Nine members young and old from First Baptist Church in Lenoir City were baptized Sunday at the Tugaloo Beach Pavilion off Highway 444.

“One of the things that I love actually doing this is because a lot of times people attribute it to a building or to a baptistry and it really should be attributed to Jesus,” the Rev. John Hunn, senior pastor, said. “I mean it’s the three marks of the Christian ... death, burial and resurrection. What I think it does is it simplifies the symbol that Jesus gave us and — I want to hesitate that it’s more meaningful because I don’t want to take away from people who do it there — but there are distractions sometimes in a building where here it’s just you’re out in the open and it’s about as raw as it can be in a good way. I think people just really appreciate the fact that it’s not about a building, it’s about the three symbols.”

Hunn emphasized the baptisms were “faith in action” and holding the ceremony outside mirrored how Jesus Christ was baptized.

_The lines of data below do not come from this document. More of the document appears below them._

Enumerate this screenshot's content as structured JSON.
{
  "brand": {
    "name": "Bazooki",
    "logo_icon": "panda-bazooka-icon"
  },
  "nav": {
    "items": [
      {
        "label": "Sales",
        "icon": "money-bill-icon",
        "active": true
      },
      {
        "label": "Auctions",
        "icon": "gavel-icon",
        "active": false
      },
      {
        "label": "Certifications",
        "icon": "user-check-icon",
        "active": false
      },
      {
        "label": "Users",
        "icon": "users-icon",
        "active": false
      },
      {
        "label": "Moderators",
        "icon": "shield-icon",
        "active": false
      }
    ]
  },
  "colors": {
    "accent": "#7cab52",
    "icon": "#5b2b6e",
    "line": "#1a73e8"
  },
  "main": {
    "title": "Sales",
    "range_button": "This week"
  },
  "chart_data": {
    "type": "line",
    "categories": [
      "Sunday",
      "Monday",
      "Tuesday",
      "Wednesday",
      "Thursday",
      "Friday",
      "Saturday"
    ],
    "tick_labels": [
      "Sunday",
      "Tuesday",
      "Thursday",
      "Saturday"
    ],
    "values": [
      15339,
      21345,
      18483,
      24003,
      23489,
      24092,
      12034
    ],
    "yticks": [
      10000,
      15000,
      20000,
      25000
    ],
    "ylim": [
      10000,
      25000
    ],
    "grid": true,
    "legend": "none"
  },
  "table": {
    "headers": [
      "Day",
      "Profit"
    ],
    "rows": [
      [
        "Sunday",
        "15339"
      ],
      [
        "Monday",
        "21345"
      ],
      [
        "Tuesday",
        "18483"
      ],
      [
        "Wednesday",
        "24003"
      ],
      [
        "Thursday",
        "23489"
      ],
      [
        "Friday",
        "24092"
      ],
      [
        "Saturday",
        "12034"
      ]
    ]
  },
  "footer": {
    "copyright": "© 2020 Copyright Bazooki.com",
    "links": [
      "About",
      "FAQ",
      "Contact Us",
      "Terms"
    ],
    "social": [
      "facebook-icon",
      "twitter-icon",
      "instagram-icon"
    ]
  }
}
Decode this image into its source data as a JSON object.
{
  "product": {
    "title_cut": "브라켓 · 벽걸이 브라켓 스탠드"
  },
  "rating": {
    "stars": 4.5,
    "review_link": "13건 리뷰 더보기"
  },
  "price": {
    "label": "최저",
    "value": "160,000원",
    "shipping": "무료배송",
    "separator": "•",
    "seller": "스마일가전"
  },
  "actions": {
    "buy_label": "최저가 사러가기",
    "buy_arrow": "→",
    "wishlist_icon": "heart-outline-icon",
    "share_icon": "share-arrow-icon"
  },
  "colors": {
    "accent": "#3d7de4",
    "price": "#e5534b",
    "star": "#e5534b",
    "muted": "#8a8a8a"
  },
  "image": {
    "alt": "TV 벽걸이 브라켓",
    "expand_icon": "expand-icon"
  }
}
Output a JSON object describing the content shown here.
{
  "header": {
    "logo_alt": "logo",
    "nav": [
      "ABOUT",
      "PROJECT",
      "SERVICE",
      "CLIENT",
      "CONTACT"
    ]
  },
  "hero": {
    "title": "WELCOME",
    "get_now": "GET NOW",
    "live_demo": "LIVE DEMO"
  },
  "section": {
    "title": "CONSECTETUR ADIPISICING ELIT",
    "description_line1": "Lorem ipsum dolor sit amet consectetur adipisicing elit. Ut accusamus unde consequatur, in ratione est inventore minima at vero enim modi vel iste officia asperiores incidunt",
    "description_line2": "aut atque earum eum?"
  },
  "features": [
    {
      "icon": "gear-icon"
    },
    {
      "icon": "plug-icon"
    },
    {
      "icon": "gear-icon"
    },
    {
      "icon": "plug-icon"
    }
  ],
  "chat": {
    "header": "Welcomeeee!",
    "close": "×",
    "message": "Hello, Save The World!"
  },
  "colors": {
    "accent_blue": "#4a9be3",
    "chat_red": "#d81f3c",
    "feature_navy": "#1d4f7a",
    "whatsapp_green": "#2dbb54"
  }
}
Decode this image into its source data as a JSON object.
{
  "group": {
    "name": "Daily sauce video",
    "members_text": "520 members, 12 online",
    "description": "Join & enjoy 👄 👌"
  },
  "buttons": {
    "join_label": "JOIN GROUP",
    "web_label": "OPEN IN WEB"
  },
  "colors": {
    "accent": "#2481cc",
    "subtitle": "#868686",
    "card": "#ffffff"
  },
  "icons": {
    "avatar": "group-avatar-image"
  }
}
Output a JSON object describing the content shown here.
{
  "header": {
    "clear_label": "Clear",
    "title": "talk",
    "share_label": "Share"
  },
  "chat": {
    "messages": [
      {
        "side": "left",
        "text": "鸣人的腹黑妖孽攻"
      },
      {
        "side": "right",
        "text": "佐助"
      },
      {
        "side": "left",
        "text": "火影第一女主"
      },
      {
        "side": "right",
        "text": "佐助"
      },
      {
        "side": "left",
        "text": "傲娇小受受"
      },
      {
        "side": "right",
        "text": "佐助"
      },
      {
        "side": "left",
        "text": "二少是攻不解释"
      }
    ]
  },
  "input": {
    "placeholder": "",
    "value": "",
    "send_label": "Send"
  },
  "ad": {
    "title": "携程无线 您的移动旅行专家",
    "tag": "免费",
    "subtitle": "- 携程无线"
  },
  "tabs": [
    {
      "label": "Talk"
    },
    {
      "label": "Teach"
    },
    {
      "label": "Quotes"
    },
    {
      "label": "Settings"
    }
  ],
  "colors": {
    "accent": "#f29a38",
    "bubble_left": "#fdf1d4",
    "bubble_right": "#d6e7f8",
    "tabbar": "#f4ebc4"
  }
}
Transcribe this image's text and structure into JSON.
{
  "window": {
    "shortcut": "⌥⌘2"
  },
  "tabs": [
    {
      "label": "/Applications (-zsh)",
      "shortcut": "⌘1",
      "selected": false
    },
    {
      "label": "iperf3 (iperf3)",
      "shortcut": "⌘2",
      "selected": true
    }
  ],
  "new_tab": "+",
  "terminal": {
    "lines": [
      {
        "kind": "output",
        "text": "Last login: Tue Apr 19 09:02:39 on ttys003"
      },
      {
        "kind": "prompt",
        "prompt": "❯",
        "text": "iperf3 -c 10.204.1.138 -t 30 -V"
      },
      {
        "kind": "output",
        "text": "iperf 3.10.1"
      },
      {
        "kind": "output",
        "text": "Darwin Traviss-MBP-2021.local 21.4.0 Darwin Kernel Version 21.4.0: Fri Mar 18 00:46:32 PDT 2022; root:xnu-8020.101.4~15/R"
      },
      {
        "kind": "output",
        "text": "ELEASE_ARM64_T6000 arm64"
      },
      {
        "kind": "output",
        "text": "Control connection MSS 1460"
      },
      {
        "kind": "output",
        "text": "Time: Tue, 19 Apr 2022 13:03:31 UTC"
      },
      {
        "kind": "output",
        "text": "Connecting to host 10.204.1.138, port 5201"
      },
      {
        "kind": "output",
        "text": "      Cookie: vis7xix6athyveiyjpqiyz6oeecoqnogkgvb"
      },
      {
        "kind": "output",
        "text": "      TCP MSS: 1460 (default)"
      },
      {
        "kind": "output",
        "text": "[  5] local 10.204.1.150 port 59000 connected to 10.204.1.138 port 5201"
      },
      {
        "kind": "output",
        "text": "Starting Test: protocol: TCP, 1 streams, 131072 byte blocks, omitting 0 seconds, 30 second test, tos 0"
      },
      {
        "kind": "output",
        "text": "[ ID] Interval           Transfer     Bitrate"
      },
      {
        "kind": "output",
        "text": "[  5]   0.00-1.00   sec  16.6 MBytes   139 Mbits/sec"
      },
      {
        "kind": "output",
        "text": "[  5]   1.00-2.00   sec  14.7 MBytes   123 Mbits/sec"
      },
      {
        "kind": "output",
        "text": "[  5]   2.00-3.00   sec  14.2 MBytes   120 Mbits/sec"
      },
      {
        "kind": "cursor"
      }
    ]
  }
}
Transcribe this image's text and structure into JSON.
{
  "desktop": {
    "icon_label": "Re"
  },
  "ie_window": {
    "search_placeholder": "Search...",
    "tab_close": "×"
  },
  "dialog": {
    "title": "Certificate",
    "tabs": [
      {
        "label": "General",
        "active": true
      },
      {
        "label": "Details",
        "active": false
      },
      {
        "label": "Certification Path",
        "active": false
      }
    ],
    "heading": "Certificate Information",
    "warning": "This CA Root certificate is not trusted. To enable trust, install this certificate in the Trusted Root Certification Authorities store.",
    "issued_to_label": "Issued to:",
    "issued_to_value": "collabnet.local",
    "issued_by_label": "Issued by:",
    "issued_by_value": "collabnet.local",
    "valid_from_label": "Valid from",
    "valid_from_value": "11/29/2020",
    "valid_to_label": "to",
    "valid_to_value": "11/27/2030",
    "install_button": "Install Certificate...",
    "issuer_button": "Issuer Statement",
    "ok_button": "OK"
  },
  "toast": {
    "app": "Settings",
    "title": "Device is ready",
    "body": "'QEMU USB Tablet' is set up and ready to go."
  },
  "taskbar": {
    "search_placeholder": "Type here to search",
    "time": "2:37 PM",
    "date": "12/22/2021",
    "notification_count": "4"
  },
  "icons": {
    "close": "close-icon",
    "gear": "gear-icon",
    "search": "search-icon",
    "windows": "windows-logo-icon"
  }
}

“It’s really the first step of obedience,” Hunn said. “We don’t think it’s part of salvation, but it’s a step of following Jesus. It’s an outer symbol of an inner reality. That’s really what the Bible teaches. ... I think the reason the Scripture gives is because salvation is almost always a personal private moment and it appears to me that the Bible teaches baptism because what you do is you share publicly what’s happened to you in private. The point is it’s people marking themselves out, saying, ‘I want everybody to know I’m a Christian,’ and it’s not a secret. It takes the personal private moment and it makes it public. I think that’s really cool, so everybody can celebrate what’s already happened to them.”

Hunn, the Rev. Mark Shaddix, FBC student minister, and the Rev. Chris Harding, family minister, each baptized people of different ages.

“One of the things that we’ve been talking about lately in the life of the church is for folks who were baptized at a younger age who maybe wasn’t as meaningful for them, so coming forward to make this a memorable and meaningful experience,” Shaddix said. “We talked about how if you can’t remember that experience in transformation from your childhood to now then you’re not going to have very much confidence in the life you’re trying to live out if you’re questioning, ‘What did that even look like back then?’ ... We call it a celebration, so I think everybody sees it that way that we’re celebrating new life, life transformation, eternity transformation. Baptisms aren’t an actual transformation in and of themselves but an outward representation of that transformation that’s happening inwardly.”

Bob and Betty White recently converted from Methodist to Baptist. Betty said the couple had been sprinkled, but Sunday was full immersion.

“Definitely is important for us because we have just recently gotten more into the Bible and we just feel like that it puts us closer to him, to Jesus,” Betty said. “... You have to think that’s what they’re saying that we were dead in our sin and we were buried in our sins and when we come up we are resurrected and are free from that sin.”

Lauren Mason was baptized in front of friends and family for the second time. Her first baptism was as a child of about 7 or 8 years old, but now at 34 a more recent rededication to Christ made her want to do it again.

“I remember getting baptized, but I feel like the transition from child to adult and my experiences and my time with the Lord now, I feel like it’s transformed me,” Mason said. “Being a mom and raising my kids and knowing how every single day I need the Lord to parent and to be a good wife, to love others, I need him every day. I made that decision in 2015 to rededicate and now this is just a moment that symbolizes my relationship with him and what he’s done to change me.”

Mason said she felt loved and forgiven.

“I just want that testimony to show others that no matter what they’ve done, no matter how they feel, no matter what shame they have, that the Lord loves them,” she said.

Hunn hopes to have another baptism service in August at Lenoir City Park.

“I didn’t grow up in church so it’s always bothered me when I’ve pastored younger people or even older people that have said, ‘I don’t remember my baptism’,” Hunn said. “Part of my motivation is it should be memorable. When you get out here like this, it just makes it a little bit more memorable.”